The chief of U.S. forces in the Pacific says recently announced upgrades of Taiwan's fleet of F-16 fighter jets will improve the island's defense capability but the military balance will remain heavily tilted in China's favor.
Adm. Robert Willard told a news conference Tuesday the disparity in combat power across the Taiwan Strait is profound, because of China's ballistic missiles, fighter aircraft and missile defense.
"Taiwan arms sales are not going to ever achieve the rebalance of that," Willard said.
The U.S. decided last week against selling new F-16s that Taiwan wants to replace other aging aircraft, but has still angered China by agreeing to the upgrades of the fleet of 145 F-16s that the U.S. sold it in the 1990s. China has told the U.S. it will respond by canceling or postponing some U.S.-China military exchanges.
But Willard said Beijing was very likely to retain the highest-level exchanges of visits because of their importance to China, allowing the two sides to continue strategic discussions.
The Obama administration has deepened ties with Beijing, and sees the military exchanges as mitigating the risk of U.S. forces tangling with China's in East Asia and the West Pacific. Since May, the U.S. joint chiefs of staff and his Chinese counterparts have both visited each other.
"There are too many important security issues dealing with the Asia-Pacific and the world to allow a single disagreement between governments to stop consultations altogether," Willard told the news conference held in Washington but also aired in New York.
Willard described the $5.85 billion sale as the right course "for the time being" to refurbish Taiwan's air force that would help contribute to stability across the Taiwan Strait. He urged China to narrow the "disparity in combat power" which has continued to grow despite improved relations between Taiwan and the mainland in the past three years.

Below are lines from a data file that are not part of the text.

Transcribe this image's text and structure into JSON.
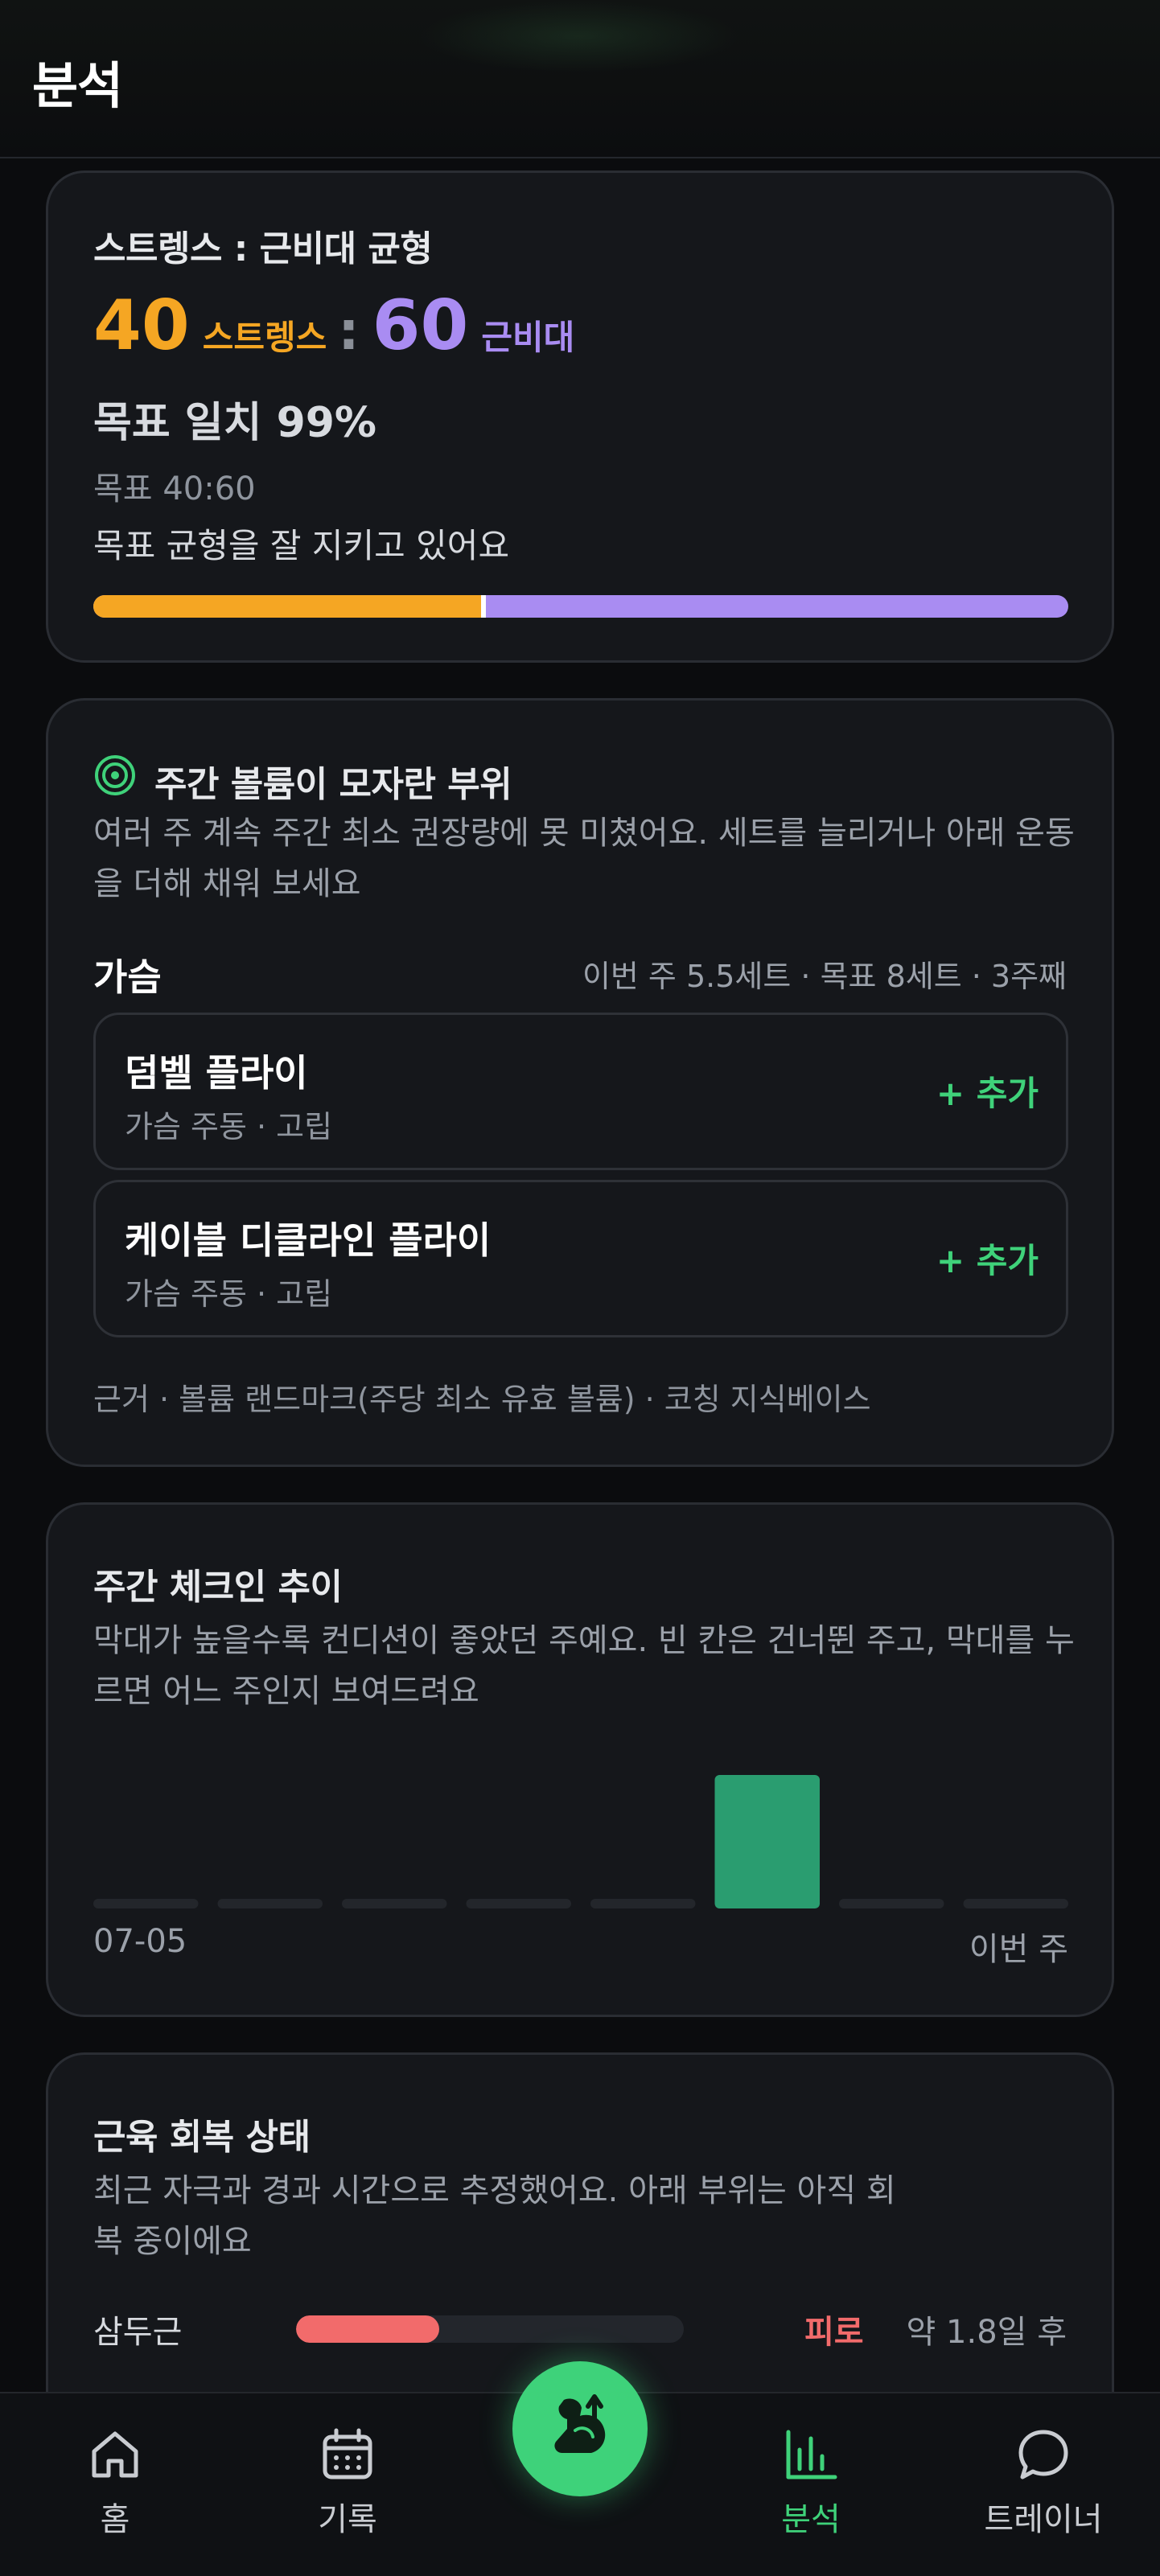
{
  "header": {
    "title": "분석"
  },
  "balance_card": {
    "title": "스트렝스 : 근비대 균형",
    "strength_value": "40",
    "strength_label": "스트렝스",
    "separator": ":",
    "hypertrophy_value": "60",
    "hypertrophy_label": "근비대",
    "match_text": "목표 일치 99%",
    "target_text": "목표 40:60",
    "status_text": "목표 균형을 잘 지키고 있어요",
    "strength_fraction": 0.4,
    "target_fraction": 0.4,
    "colors": {
      "strength": "#f5a623",
      "hypertrophy": "#a98cf2"
    }
  },
  "volume_card": {
    "icon": "target-icon",
    "title": "주간 볼륨이 모자란 부위",
    "desc": "여러 주 계속 주간 최소 권장량에 못 미쳤어요. 세트를 늘리거나 아래 운동을 더해 채워 보세요",
    "part": "가슴",
    "part_meta": "이번 주 5.5세트 · 목표 8세트 · 3주째",
    "exercises": [
      {
        "name": "덤벨 플라이",
        "sub": "가슴 주동 · 고립",
        "action": "+ 추가"
      },
      {
        "name": "케이블 디클라인 플라이",
        "sub": "가슴 주동 · 고립",
        "action": "+ 추가"
      }
    ],
    "source": "근거 · 볼륨 랜드마크(주당 최소 유효 볼륨) · 코칭 지식베이스"
  },
  "checkin_card": {
    "title": "주간 체크인 추이",
    "desc": "막대가 높을수록 컨디션이 좋았던 주예요. 빈 칸은 건너뛴 주고, 막대를 누르면 어느 주인지 보여드려요",
    "start_label": "07-05",
    "end_label": "이번 주",
    "chart_data": {
      "type": "bar",
      "categories": [
        "",
        "",
        "",
        "",
        "",
        "",
        "",
        ""
      ],
      "values": [
        0,
        0,
        0,
        0,
        0,
        1,
        0,
        0
      ],
      "colors": {
        "bar": "#2a9d70",
        "empty": "#23262b"
      }
    }
  },
  "recovery_card": {
    "title": "근육 회복 상태",
    "desc": "최근 자극과 경과 시간으로 추정했어요. 아래 부위는 아직 회복 중이에요",
    "items": [
      {
        "muscle": "삼두근",
        "recovery_fraction": 0.37,
        "state": "피로",
        "eta": "약 1.8일 후"
      }
    ],
    "colors": {
      "fatigue": "#f26b6b"
    }
  },
  "bottom_nav": {
    "items": [
      {
        "label": "홈",
        "icon": "home-icon"
      },
      {
        "label": "기록",
        "icon": "calendar-icon"
      },
      {
        "label": "분석",
        "icon": "bar-chart-icon",
        "active": true
      },
      {
        "label": "트레이너",
        "icon": "chat-bubble-icon"
      }
    ],
    "fab_icon": "flexed-arm-icon",
    "accent": "#3fd27a"
  }
}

China regards self-governing Taiwan, which lies 100 miles (160 kilometers) off the coast of the mainland, as part of its territory. The U.S. is obligated under legislation passed by Congress in 1979 to provide the island weapons for its self-defense.
Willard also called for deepening the U.S. military relationship with Russia, whose forces he said were re-emerging after diminishing following the collapse of the Soviet Union.
He noted Russia was conducting strategic flights, longer naval expeditions and putting its submarines back to sea, and becoming more active in the Pacific. He said more dialogue was needed between Russia and the U.S. and close ally Japan to understand Russia's intent.
Japan has complained of the increased Russian military activity around a disputed group of islands that Russia calls the Kurils and Japan has named the Northern Territories.
The islands, seized by Soviet troops during the final days of World War II, give Russia a military toehold just six miles (10 kilometers) off the northeastern tip of Japan. The islands are surrounded by rich fishing grounds and are believed to have offshore oil and natural gas reserves, plus gold and silver deposits.
Willard heads the U.S. Pacific Command based in Hawaii that oversees a huge swath of territory and seas where the U.S. military has hundreds of thousands of personnel and five aircraft carrier strike groups.